The Simonsound are in fact Matt Ford (aka hip-hop producer DJ Format) and Simon James, and on Reverse Engineering they’ve united to go on a Moog-fuelled odyssey into a funky and kitsch world of their own. Having initially drummed up interest by releasing two 7″ singles featuring covers of Kraftwerk’s “Tour De France” and The Jimmy Castor Bunch’s B-boy classic “It’s Just Begun,” they’ve turned the project into a full blown album and it’s huge amount of fun from start to finish.

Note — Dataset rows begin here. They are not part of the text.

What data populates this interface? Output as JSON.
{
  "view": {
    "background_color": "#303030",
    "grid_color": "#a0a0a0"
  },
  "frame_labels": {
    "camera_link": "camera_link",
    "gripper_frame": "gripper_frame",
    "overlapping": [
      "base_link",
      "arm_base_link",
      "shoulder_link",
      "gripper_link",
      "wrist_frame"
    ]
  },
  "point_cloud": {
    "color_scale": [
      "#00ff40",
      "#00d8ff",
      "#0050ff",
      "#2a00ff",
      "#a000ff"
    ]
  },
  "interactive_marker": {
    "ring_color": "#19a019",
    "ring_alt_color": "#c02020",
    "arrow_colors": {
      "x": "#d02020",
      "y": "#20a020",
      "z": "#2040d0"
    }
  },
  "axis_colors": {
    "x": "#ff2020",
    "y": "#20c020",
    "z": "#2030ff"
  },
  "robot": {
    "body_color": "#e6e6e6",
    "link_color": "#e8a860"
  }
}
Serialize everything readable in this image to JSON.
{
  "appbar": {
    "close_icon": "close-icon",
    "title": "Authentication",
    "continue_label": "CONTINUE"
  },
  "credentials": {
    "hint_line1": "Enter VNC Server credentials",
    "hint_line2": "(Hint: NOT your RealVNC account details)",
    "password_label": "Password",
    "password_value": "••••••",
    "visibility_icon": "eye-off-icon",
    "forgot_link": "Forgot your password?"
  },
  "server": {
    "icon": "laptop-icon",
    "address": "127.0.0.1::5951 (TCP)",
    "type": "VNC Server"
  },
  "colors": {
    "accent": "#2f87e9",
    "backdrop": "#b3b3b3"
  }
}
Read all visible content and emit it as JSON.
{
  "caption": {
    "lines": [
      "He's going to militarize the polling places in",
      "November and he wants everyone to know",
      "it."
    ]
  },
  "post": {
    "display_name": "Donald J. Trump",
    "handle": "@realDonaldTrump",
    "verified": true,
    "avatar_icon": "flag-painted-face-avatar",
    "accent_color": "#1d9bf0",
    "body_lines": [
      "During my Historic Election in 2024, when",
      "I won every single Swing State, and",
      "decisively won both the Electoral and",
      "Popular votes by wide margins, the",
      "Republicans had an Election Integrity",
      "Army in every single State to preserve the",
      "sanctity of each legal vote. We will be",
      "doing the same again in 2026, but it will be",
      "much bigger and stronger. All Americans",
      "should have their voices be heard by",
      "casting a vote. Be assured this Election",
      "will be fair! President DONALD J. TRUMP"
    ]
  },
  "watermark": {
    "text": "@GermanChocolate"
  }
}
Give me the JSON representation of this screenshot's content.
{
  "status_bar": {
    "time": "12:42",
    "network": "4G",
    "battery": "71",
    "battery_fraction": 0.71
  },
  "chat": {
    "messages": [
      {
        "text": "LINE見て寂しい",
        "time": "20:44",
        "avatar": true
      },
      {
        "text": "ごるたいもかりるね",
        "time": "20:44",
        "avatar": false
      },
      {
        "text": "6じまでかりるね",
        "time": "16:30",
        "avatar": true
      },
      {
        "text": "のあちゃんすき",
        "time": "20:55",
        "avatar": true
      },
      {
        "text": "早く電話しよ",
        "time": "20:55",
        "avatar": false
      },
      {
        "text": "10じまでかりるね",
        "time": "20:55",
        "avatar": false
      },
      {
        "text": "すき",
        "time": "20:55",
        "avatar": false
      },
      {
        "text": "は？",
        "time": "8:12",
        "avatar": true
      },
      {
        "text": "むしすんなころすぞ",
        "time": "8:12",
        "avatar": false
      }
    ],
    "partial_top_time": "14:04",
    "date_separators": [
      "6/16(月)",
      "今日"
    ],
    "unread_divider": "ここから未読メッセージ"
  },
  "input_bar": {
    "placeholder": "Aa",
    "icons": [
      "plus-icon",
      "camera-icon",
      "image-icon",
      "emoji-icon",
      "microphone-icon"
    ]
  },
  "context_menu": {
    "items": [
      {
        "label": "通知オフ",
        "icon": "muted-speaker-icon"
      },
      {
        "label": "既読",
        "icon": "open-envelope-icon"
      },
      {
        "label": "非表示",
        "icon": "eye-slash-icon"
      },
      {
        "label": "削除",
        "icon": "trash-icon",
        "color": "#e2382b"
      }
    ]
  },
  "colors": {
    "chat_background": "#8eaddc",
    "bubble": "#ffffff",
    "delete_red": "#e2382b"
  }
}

Both of the initial singles appear on the album – “Tour De Mars” (as they’ve retitled it) kicking things off in style. As with almost all of the material here, funky live drums underpin extensive use of vintage synths, making it a pleasing cross between the earnest output of the BBC Radiophonic Workshop and the slightly more tongue-in-cheek 90’s covers project, The Moog Cookbook.

Downtempo Psychedlic rock and soundtracks bear an influence on Hole In The Head and also the gourgeous Bad Love, which wraps a female vocal among layers of John Barry-esque strings and slow, doom-laden beats. The beatless and theramin-filed Inside The Capsule will instantly make listeners think of vintage Dr. Who, as will the experimental Against The Clock, while a cover of Bob James’ Nautilus sails along nicely using keyboard preset beats. With their cover of It’s Just Begun rounding off the album, the duo pull off this experiment well. Reverse Engineering is certainly very retro but it bears all the right influences. With the playing and arrangements all so accomplished, let’s hope they have another go again soon.

Review: Oliver Keens